References

  1. Carter, C. S. (1992). Oxytocin and sexual behavior. Neuroscience & Biobehavioral Reviews, 16(2), 131–144.CrossRefGoogle Scholar
  2. Dantzer, R., Bluthe, R. M., Koob, G. F., & Le Moal, M. (1987). Modulation of social memory in male rats by neurohypophyseal peptides. Psychopharmacology, 91(3), 363–368.PubMedCrossRefGoogle Scholar
  3. Ferris, C. F., Foote, K. B., Meltser, H. M., Plenby, M. G., Smith, K. L., & Insel, T. R. (1992). Oxytocin in the amygdala facilitates maternal aggression. Ann N YAcad Sci, 652, 456–7.CrossRefGoogle Scholar
  4. Insel, T. R., & Winslow, J. T. (1991). Central administration of oxytocin modulates the infant rat’s response to social isolation. EurJ Pharmacol, 203(l), 149–52.CrossRefGoogle Scholar
  5. Nishimori, K., Young, L. J., Guo, Q., Wang, Z., Insel, T. R., & Matzuk, M. M. (1996). Oxytocin is required for nursing but is not essential for parturition or reproductive behavior. Proceedings of the National Academy of Sciences of the United States of America, 93(21), 11699–11704.PubMedCrossRefGoogle Scholar
  6. Popik, P., Vetulani, J., & Van Ree, J. M. (1993). Social memory and neurohypophyseal hormones. European Neuropsychopharmacology, 3(3), 200–201.CrossRefGoogle Scholar
  7. Winslow, J. T., & Camacho, F. (1995). Cholinergie modulation of a decrement in social investigation following repeated contacts between mice. Psychopharmacology (Berl), 121(2), 164–72.CrossRefGoogle Scholar
  8. Winslow, J. T., Hastings, N., Carter, C. S., Harbaugh, C. R., & Insel, T. R. (1993). A role for central vasopressin in pair bonding in monogamous prairie voles. Nature, 365(6446), 545–548.PubMedCrossRefGoogle Scholar
  9. Winslow, J. T., & Insel, T. R. (1991a). Infant rat separation is a sensitive test for novel anxiolytics. Prog Neuropsychopharmacol Biol Psychiaty, 15(6), 745–57.CrossRefGoogle Scholar
  10. Winslow, J. T., & Insel, T. R. (1991b). The infant rat separation paradigm: a novel test for novel anxiolytics. Trends Pharmacol Sci, 12(11), 402–4.CrossRefGoogle Scholar
  11. Winslow, J. T., Shapiro, L., Carter, C. S., & Insel, T. R. (1993). Oxytocin and complex social behavior: Species comparisons. Psychopharmacology Bulletin, 29(3), 409–414.PubMedGoogle Scholar
  12. Witt, D. M. (1995). Oxytocin and rodent sociosexual responses: From behavior to gene expression. Neuroscience & Biobehavioral Reviews, 19(2), 315–324.CrossRefGoogle Scholar

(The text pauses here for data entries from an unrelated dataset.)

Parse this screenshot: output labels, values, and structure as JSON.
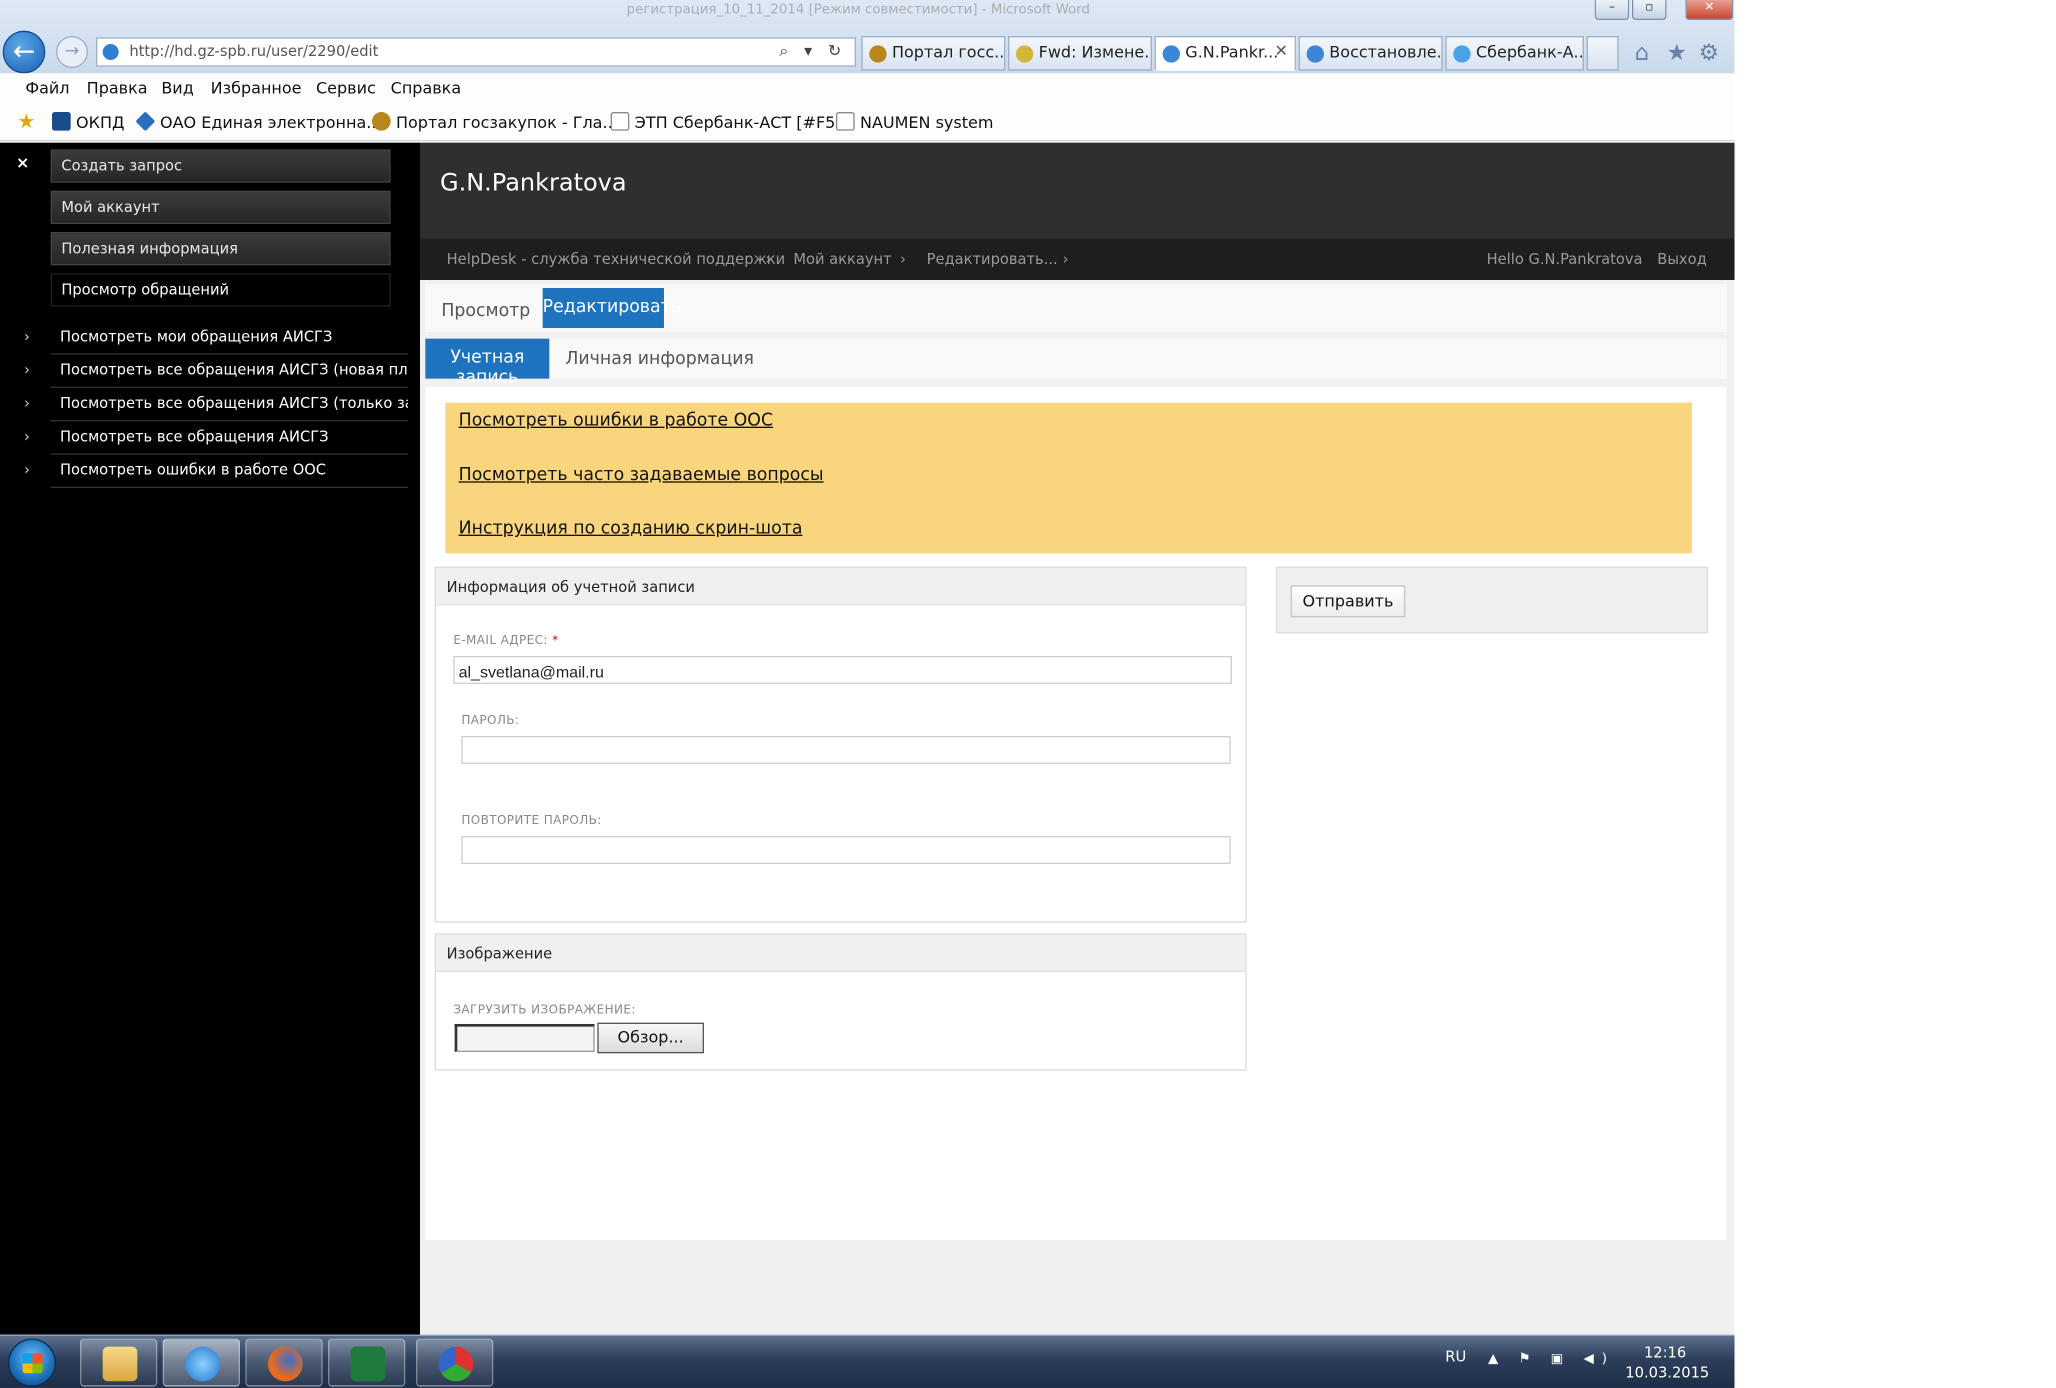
{
  "window": {
    "title": "регистрация_10_11_2014 [Режим совместимости] - Microsoft Word",
    "controls": {
      "minimize": "–",
      "maximize": "▫",
      "close": "✕"
    }
  },
  "browser": {
    "url": "http://hd.gz-spb.ru/user/2290/edit",
    "address_tools": "⌕ ▾ ↻",
    "tabs": [
      {
        "label": "Портал госс..."
      },
      {
        "label": "Fwd: Измене..."
      },
      {
        "label": "G.N.Pankr...",
        "active": true
      },
      {
        "label": "Восстановле..."
      },
      {
        "label": "Сбербанк-А..."
      }
    ],
    "tab_close": "✕",
    "right_icons": {
      "home": "⌂",
      "favorites": "★",
      "settings": "⚙"
    },
    "menu": [
      "Файл",
      "Правка",
      "Вид",
      "Избранное",
      "Сервис",
      "Справка"
    ],
    "favorites": [
      {
        "label": "ОКПД",
        "icon": "k-icon",
        "color": "#1a4b8c"
      },
      {
        "label": "ОАО Единая электронна...",
        "icon": "diamond-icon",
        "color": "#2a6fbf"
      },
      {
        "label": "Портал госзакупок - Гла...",
        "icon": "emblem-icon",
        "color": "#b8861b"
      },
      {
        "label": "ЭТП Сбербанк-АСТ [#F5]",
        "icon": "page-icon",
        "color": "#888888"
      },
      {
        "label": "NAUMEN system",
        "icon": "page-icon",
        "color": "#888888"
      }
    ]
  },
  "sidebar": {
    "close": "×",
    "buttons": [
      {
        "label": "Создать запрос"
      },
      {
        "label": "Мой аккаунт"
      },
      {
        "label": "Полезная информация"
      },
      {
        "label": "Просмотр обращений",
        "active": true
      }
    ],
    "chevron": "›",
    "links": [
      {
        "label": "Посмотреть мои обращения АИСГЗ"
      },
      {
        "label": "Посмотреть все обращения АИСГЗ (новая платфор"
      },
      {
        "label": "Посмотреть все обращения АИСГЗ (только закрыт"
      },
      {
        "label": "Посмотреть все обращения АИСГЗ"
      },
      {
        "label": "Посмотреть ошибки в работе ООС"
      }
    ]
  },
  "header": {
    "site_title": "G.N.Pankratova",
    "breadcrumbs": [
      "HelpDesk - служба технической поддержки",
      "Мой аккаунт",
      "Редактировать..."
    ],
    "separator": "›",
    "greeting": "Hello G.N.Pankratova",
    "logout": "Выход"
  },
  "tabs_primary": {
    "view": "Просмотр",
    "edit": "Редактировать"
  },
  "tabs_secondary": {
    "account": "Учетная запись",
    "personal": "Личная информация"
  },
  "notice": {
    "links": [
      "Посмотреть ошибки в работе ООС",
      "Посмотреть часто задаваемые вопросы",
      "Инструкция по созданию скрин-шота"
    ]
  },
  "account_box": {
    "title": "Информация об учетной записи",
    "email_label": "E-mail адрес:",
    "required_mark": "*",
    "email_value": "al_svetlana@mail.ru",
    "password_label": "Пароль:",
    "confirm_label": "Повторите пароль:"
  },
  "image_box": {
    "title": "Изображение",
    "upload_label": "Загрузить изображение:",
    "browse_button": "Обзор..."
  },
  "actions": {
    "submit": "Отправить"
  },
  "taskbar": {
    "language": "RU",
    "time": "12:16",
    "date": "10.03.2015",
    "tray_icons": "▲ ⚑ ▣ ◀)"
  }
}
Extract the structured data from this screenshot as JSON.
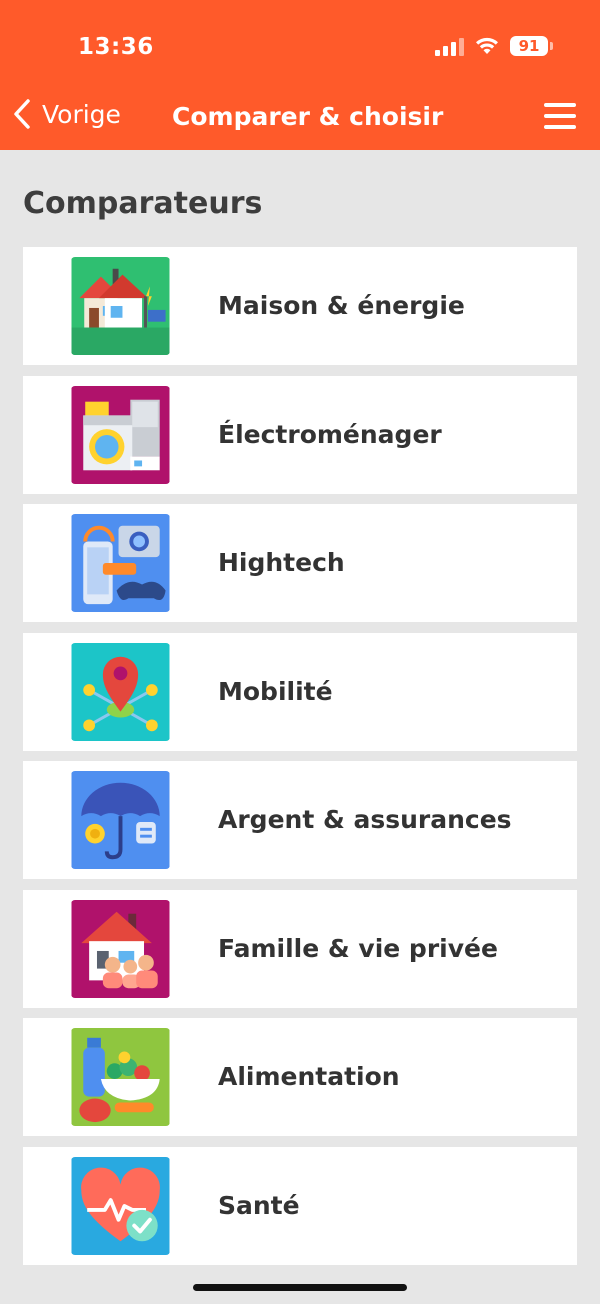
{
  "status_bar": {
    "time": "13:36",
    "battery": "91"
  },
  "header": {
    "back_label": "Vorige",
    "title": "Comparer & choisir",
    "accent_color": "#ff5a2a"
  },
  "section": {
    "title": "Comparateurs"
  },
  "items": [
    {
      "label": "Maison & énergie",
      "icon": "house-energy-icon",
      "bg": "#2fbf71"
    },
    {
      "label": "Électroménager",
      "icon": "appliances-icon",
      "bg": "#b0126b"
    },
    {
      "label": "Hightech",
      "icon": "hightech-icon",
      "bg": "#4f8ff0"
    },
    {
      "label": "Mobilité",
      "icon": "mobility-icon",
      "bg": "#1cc5c8"
    },
    {
      "label": "Argent & assurances",
      "icon": "money-insurance-icon",
      "bg": "#4f8ff0"
    },
    {
      "label": "Famille & vie privée",
      "icon": "family-icon",
      "bg": "#b0126b"
    },
    {
      "label": "Alimentation",
      "icon": "food-icon",
      "bg": "#8fc63f"
    },
    {
      "label": "Santé",
      "icon": "health-icon",
      "bg": "#29a9e0"
    }
  ]
}
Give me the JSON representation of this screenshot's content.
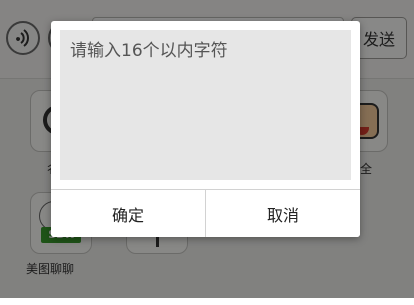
{
  "chat_input_bar": {
    "send_label": "发送"
  },
  "apps": {
    "visible_labels": [
      "美图聊聊"
    ],
    "partial_left_label": "彳",
    "partial_right_label": "全",
    "sdk_badge": "SDK"
  },
  "dialog": {
    "input_placeholder": "请输入16个以内字符",
    "ok_label": "确定",
    "cancel_label": "取消"
  },
  "colors": {
    "overlay": "rgba(0,0,0,0.45)",
    "dialog_bg": "#ffffff",
    "input_bg": "#e6e6e6",
    "sdk_green": "#3a9a2c"
  }
}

Copyright information

© Springer Science+Business Media New York 1998

Authors and Affiliations

  • James T. Winslow
    • 1
  • Larry J. Young
    • 1
  • Elizabeth Hearn
    • 1
  • Brenden Gingrich
    • 1
  • Zouxin Wang
    • 1
  • Qiuxia Guo
    • 2
  • Martin M. Matzuk
    • 2
    • 3
    • 4
  • Thomas R. Insel
    • 1
  1. 1.Department of Psychiatry and Behavioral Sciences, Yerkes Regional Primate CenterEmory University School of MedicineAtlantaUSA
  2. 2.Department of PathologyBaylor College of MedicineHoustonUSA
  3. 3.Department of Molecular and Human GeneticsBaylor College of MedicineHoustonUSA
  4. 4.Department of Cell BiologyBaylor College of MedicineHoustonUSA

Personalised recommendations